Pork inspection results can inform pig farmers of living herd's health.
A study of UK pig abattoirs showed that pig meat inspection results can complement veterinary reviews at slaughter and give farmers clues about their living animals’ health. The study’s lead author suggested that using pig meat inspection data can help with early detection of respiratory lesions and other signs of disease. Catching pig lung disease early can reduce farmers’ need for medical antibiotics and lower veterinary costs for living animals.
“Meat inspection is meant to protect human health, but it can work like a massive post-mortem to find pig disease and stop it before getting worse,” Carla Correia-Gomes, PhD, veterinary epidemiologist at Scotland’s Rural College, told Pig International. “Meat inspection may catch those animals that look healthy, but actually have sub-clinical lesions or other health issues.”
Voluntary veterinary inspections
Currently, a voluntary system in the UK allows pig farmers to take their pigs to one of 14 abattoirs where veterinarians inspect the animals. The vet then gives the farmer a detailed report of that pig herd’s health.

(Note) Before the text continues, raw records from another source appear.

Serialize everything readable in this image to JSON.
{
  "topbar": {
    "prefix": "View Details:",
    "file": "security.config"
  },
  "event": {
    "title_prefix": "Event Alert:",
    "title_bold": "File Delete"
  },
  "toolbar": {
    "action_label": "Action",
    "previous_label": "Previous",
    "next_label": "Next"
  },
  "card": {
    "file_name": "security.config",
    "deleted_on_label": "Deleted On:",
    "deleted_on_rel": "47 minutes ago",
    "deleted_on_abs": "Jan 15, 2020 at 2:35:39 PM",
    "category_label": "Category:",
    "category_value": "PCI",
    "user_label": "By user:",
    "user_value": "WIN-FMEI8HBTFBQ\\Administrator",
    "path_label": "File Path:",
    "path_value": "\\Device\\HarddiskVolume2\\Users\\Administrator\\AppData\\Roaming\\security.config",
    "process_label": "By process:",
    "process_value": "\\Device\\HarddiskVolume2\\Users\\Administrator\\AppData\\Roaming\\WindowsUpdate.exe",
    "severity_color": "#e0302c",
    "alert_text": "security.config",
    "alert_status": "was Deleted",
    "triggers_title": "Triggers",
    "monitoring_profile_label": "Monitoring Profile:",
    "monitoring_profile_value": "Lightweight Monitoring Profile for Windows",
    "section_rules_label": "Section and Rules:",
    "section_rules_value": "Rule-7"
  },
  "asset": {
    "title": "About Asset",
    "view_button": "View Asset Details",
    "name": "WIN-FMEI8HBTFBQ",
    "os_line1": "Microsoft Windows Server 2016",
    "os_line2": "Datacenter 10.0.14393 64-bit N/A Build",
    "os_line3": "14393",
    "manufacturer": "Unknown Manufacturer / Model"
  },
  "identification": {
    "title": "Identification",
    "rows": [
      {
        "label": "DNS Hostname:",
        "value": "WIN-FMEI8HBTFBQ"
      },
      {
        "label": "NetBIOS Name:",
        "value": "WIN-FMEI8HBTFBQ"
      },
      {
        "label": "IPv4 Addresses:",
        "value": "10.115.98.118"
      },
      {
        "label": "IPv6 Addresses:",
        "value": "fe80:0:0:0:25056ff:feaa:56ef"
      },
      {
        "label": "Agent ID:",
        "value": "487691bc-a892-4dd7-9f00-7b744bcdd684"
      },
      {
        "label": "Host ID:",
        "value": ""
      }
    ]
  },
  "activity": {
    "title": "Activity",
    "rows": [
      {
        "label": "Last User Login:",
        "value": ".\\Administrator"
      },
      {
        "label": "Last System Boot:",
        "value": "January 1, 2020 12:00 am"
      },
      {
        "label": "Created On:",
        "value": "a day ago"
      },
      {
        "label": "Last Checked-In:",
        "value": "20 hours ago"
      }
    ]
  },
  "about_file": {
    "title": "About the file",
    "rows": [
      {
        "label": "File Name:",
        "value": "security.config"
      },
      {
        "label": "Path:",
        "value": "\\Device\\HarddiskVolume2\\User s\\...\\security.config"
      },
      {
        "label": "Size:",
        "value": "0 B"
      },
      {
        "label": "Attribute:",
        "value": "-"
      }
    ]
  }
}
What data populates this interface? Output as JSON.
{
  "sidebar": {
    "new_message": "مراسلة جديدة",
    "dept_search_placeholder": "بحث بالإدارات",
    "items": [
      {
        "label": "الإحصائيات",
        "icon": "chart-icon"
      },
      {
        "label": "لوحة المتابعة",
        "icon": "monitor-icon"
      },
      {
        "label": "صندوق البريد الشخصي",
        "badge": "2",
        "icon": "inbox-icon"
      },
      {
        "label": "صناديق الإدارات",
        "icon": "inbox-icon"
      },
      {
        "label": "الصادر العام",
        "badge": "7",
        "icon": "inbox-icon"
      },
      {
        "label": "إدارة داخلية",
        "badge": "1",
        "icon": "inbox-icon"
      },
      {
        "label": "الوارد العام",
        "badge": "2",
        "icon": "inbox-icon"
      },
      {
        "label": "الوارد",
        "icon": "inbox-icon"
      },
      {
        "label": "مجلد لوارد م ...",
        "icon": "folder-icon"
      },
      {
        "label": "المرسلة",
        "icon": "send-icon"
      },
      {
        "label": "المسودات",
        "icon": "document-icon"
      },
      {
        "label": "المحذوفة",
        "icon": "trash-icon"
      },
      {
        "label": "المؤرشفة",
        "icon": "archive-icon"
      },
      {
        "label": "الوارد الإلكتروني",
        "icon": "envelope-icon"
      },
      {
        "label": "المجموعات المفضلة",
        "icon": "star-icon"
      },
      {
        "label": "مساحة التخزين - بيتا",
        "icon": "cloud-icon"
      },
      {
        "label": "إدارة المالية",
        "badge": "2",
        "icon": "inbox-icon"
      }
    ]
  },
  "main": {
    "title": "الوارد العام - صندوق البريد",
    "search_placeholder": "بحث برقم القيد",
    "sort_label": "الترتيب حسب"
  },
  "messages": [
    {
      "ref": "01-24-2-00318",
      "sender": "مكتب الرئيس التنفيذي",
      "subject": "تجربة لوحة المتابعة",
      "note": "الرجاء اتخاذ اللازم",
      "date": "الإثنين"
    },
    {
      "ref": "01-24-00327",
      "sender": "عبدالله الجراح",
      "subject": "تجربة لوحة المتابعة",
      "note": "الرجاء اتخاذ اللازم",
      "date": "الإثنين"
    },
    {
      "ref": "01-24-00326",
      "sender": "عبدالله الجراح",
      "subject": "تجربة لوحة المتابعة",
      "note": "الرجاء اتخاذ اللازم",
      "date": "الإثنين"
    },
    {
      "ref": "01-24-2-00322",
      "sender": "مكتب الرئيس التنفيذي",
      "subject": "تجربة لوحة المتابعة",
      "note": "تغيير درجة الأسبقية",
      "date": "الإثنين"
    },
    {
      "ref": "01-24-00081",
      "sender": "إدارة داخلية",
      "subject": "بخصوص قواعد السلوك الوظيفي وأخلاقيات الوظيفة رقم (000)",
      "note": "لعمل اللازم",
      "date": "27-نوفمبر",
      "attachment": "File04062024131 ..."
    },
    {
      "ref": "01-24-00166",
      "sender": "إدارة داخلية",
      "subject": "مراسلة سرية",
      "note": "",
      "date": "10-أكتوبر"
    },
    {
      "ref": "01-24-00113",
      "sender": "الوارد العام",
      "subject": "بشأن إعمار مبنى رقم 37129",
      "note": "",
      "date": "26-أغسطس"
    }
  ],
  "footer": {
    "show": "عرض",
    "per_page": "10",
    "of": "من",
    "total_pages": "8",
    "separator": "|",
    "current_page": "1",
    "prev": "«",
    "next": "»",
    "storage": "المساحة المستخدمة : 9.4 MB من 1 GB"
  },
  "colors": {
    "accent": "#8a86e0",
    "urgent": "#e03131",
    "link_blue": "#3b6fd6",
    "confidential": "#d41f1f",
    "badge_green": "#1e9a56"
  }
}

That report includes benchmarks to national data so a farmer can compare their performance to others. The system allows farmers to monitor the success of medical treatments at reducing disease symptoms, which guides farmers as they adjust practices with their living herds.
Although the veterinary inspection is not legally required, a meat hygiene inspection is necessary in the UK. The pig’s carcass after slaughter is inspected for threats to human health. UK pig farmers can get those results as well, but the data is less detailed than the vet inspection.
Abattoir study results
In her study, published in the journal PLOS ONE, Correia-Gomes compared data from 322 batches of both meat and pig herd veterinary inspections, and national level data from both systems from 2008 to 2012. She found that when both types of inspectors looked at the same pig carcasses, the two monitoring systems supported each other. Although the meat inspectors didn’t give as many health statistics to farmers as the vets, pig meat inspection did reveal large scale patterns that corresponded with the medical information.
Pig meat inspections could be particularly useful for catching signs of respiratory disease, such as respiratory lesions, Correia-Gomes said. Respiratory lesions are associated with major economic losses from pneumonia, pleurisy and other pig lung diseases. Plus, if a pleurisy-infected animal slips into the abattoir, it requires stopping and cleaning the line, costing abattoirs money.
Support for voluntary vet inspection, not replacement
“Our study’s results don’t support eliminating the voluntary veterinary inspection,” said Correia-Gomes. “Pig farmers and health officials would lose a level of detail.”
Also, the voluntary system shows pork-importing nations that the UK pork industry is taking action against disease, said Correia-Gomes. Denmark pioneered the use of voluntary pig herd veterinary inspections and found that useful information could be collected. Now, Sweden, Norway and Germany use similar systems.